Google just launched a new product for the emergence of a new wave of sites and blogs that try to find some way to criticize the service or scare users with interpretations that are beyond this reality (often driven by the marketing of competing companies).
This time, the problem involves the Google Drive Terms of Service that would give interpretations that Google would own the content of third parties. The text questioned by the publications would be this excerpt:
“When you upload or otherwise upload content to our Services, you grant Google (and those we work with) a worldwide license to use, host, store, reproduce, modify, create derivative works (such as those resulting from translations, adaptations or other changes we make to make your content work better with our Services), communicate, publish, perform and publicly display and distribute such content. The rights you grant in this license are for the limited purposes of operating, promoting and improving our Services and to develop new Services ”
As the company says, the guidelines are for operational purposes. If you have not understood what this means, just understand that the content sent to Google Drive needs to be hosted, stored, played on your computer or cell phone. There is also a publication concession so that you can view it, execute it or have its public exhibition, in case you are accessing, for example, a lan-house.
When compared to Microsoft’s Terms of Service, Google is extremely detailed in how its products will actually work with user data, something extremely important and transparent for a virtual world that increasingly consumes personal information.
note: As many readers have indicated in the comments, there is a Google term that provides a direct guideline for the ownership of content that is sent to your services, including Drive:

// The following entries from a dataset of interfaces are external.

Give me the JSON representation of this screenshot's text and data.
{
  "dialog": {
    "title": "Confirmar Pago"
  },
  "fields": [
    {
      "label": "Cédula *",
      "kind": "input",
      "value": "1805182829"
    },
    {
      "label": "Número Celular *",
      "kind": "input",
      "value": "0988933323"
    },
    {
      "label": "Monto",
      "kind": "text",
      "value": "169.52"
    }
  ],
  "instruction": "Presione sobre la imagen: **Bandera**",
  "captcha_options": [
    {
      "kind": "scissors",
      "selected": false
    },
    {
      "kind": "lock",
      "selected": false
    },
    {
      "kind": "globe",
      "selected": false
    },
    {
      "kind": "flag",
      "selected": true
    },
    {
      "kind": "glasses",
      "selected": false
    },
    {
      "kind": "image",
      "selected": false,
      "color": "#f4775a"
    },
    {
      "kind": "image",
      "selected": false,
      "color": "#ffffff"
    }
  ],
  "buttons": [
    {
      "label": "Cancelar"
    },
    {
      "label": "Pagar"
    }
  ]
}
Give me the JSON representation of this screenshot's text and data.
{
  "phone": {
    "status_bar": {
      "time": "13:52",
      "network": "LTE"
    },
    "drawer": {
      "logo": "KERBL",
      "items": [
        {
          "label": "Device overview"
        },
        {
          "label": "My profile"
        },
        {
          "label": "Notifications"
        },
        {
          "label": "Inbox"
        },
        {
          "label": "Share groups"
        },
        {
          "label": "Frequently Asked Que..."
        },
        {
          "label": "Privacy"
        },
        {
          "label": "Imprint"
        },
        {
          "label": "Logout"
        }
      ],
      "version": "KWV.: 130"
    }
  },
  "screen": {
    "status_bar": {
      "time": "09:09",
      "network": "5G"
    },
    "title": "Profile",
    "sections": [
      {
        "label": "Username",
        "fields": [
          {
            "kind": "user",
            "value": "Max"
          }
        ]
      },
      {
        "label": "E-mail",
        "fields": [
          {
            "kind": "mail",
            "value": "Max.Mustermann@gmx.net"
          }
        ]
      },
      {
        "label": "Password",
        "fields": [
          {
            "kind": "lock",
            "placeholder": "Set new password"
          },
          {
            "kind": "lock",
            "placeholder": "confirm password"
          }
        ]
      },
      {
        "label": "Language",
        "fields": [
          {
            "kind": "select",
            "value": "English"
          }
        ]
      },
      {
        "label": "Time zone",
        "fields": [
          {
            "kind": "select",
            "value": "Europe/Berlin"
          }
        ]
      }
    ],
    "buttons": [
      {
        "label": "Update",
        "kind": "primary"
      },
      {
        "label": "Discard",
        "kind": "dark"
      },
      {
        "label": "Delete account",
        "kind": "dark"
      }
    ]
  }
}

“Some of our Services allow you to upload content. You retain ownership of any intellectual property rights that you hold over that content. In short, what belongs to you, remains with you ”.